Stored items
--- START ---

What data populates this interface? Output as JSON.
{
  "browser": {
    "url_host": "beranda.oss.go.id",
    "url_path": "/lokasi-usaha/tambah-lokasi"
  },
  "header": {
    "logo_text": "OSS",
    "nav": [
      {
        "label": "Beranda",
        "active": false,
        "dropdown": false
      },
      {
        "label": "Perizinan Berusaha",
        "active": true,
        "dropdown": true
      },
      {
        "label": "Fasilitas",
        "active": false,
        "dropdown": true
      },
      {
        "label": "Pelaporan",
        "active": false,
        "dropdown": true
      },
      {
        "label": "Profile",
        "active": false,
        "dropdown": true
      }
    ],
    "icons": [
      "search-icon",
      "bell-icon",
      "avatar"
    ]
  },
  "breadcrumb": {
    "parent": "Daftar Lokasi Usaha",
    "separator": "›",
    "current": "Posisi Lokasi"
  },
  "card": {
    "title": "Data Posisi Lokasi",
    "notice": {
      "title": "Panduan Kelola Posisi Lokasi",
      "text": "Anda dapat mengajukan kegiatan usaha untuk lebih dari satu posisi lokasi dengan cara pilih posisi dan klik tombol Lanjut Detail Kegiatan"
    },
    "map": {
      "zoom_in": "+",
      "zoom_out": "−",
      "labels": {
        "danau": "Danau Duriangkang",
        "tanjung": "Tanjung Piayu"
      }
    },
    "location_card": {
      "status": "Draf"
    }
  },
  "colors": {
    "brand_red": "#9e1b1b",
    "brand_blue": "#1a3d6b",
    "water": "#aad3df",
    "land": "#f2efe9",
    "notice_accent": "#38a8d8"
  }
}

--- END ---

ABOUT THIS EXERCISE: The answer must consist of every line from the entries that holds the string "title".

RESPONSE TO THIS EXERCISE:
    "title": "Data Posisi Lokasi",
      "title": "Panduan Kelola Posisi Lokasi",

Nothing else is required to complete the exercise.